“I am alone and you are with her. I know you have not bathed without everyone on the island desiring you—that they would follow the glimmer of your perfect form to the ends of the earth – yet can any of them but me so grasp the inner goddess, the real sense of your greatness?”[i]
To learn more about the fascinating life of Romaine Brooks order Romaine Brooks: A Life.
:Langer, Cassandra (author).
REVIEW. First published August, 2015 (Booklist).
[i]. Natalie Clifford Barney to Romaine Brooks, July 21, 1920, Barney/Brooks Letters.
Gay Marriage is nothing new. Almost 100 years ago in 1916 when Romaine Brooks became so famously involved with Natalie Barney she accepted the fact that the love of her life had been lovers with her good friend–Elisabeth de Gramont, duchesse de Clermont-Tonnerre, since 1909.
Brooks and Barney had only been passionately involved for 18 months when Gramont reached the breaking point. Natalie made no distinction between the two great loves of her life. A lesbian crisis worthy of a Wagnerian opera occurred. Lily wrote Natalie a scathing letter, ending their relationship, and left Paris for Evian during a lull in the fighting.
Frantic, Natalie drafted a marriage proposal and pursued Lily hundreds of miles to get it signed. It is probably not the first gay marriage contract in history but it is certainly among the most startling and original between two lesbians.
Romaine and Natalie stayed together, although we don’t know how or when they solemnized their private vows. Romaine’s 1920 portrait of Natalie is one of the greatest wedding presents ever given by one lesbian to another. All three women accepted the fact that their marriages would not be monogamous. They would have to live independent lives. Nonetheless, their love for each other was so great, and Natalie’s sexual allure so magnetic, that all three remained loving partners for the rest of their lives until Lily’s death in 1954.
As we celebrate this 4th of July, Independence Day 2015, many people, gay and straight will be taking a page from this extraordinary playbook for pursuing life, liberty and happiness, understanding that a stable household is best achieved in a family made up of those you love and who love you.
What an engaging take on Romaine Brooks by Priscilla Frank in today’s Huffington Post entitled “Meet Romaine Brooks, A 20th Century Artist Who Paved The Way for The 21st Century Lesbian.”
My new book will alert scholars to misinformation in the outdated materials Frank relied on.
That being said, I loved Priscilla Frank’s conclusion:
“Today, the slipperiness of sexual preference and gender identity–and identity in general–often pops up in relevant contemporary art. However, during Brooks’ lifetime, the fact that a woman could be an object of female desire, or that she could be completely uninterested in being the object of male desire, was rarely visualized or communicated.

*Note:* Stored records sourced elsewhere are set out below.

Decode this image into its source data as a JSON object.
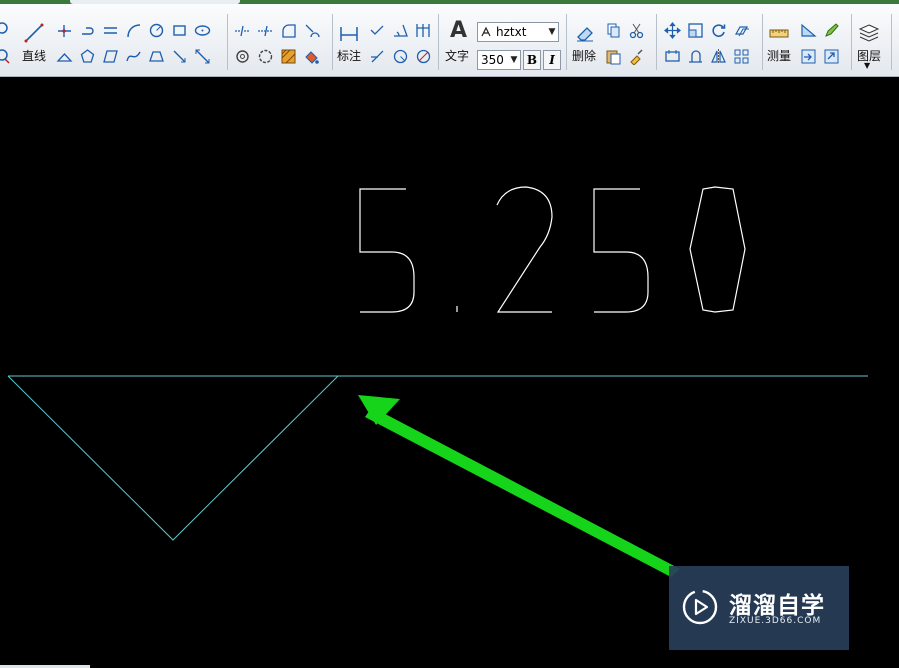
{
  "toolbar": {
    "draw_label": "直线",
    "dim_label": "标注",
    "text_label": "文字",
    "text_big_glyph": "A",
    "font_combo": {
      "value": "hztxt"
    },
    "size_combo": {
      "value": "350"
    },
    "bold_label": "B",
    "italic_label": "I",
    "delete_label": "删除",
    "measure_label": "测量",
    "layer_label": "图层",
    "icon_color": "#1f5fae"
  },
  "drawing": {
    "dimension_text": "5.250",
    "text_color": "#ffffff",
    "line_color": "#5fc8cf",
    "arrow_color": "#16d41a"
  },
  "watermark": {
    "title": "溜溜自学",
    "url": "ZIXUE.3D66.COM"
  }
}
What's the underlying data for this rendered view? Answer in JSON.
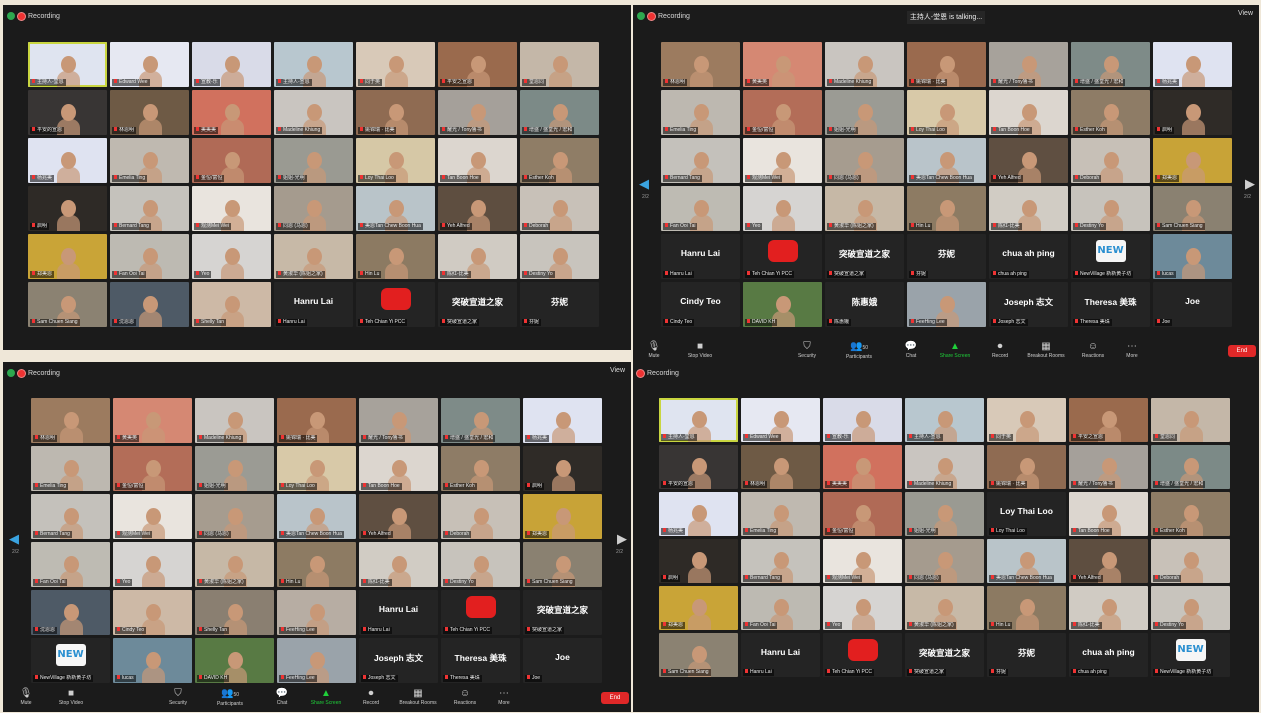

Brooks changed that — and, with those same brushstrokes, helped to change the history of art and gender equality.”
Romaine’s sultry femininity is strikingly evident in her 1908 photograph that perhaps explains her allure for both sexes and her unique style that Frank underscores in her post.
My book will finally be published in September, when readers will discover a Romaine Brooks they never knew. Beyond biography, it’s also a critical study of her work.
Meanwhile, it’s satisfying to see this great American artist finally getting the attention she deserves.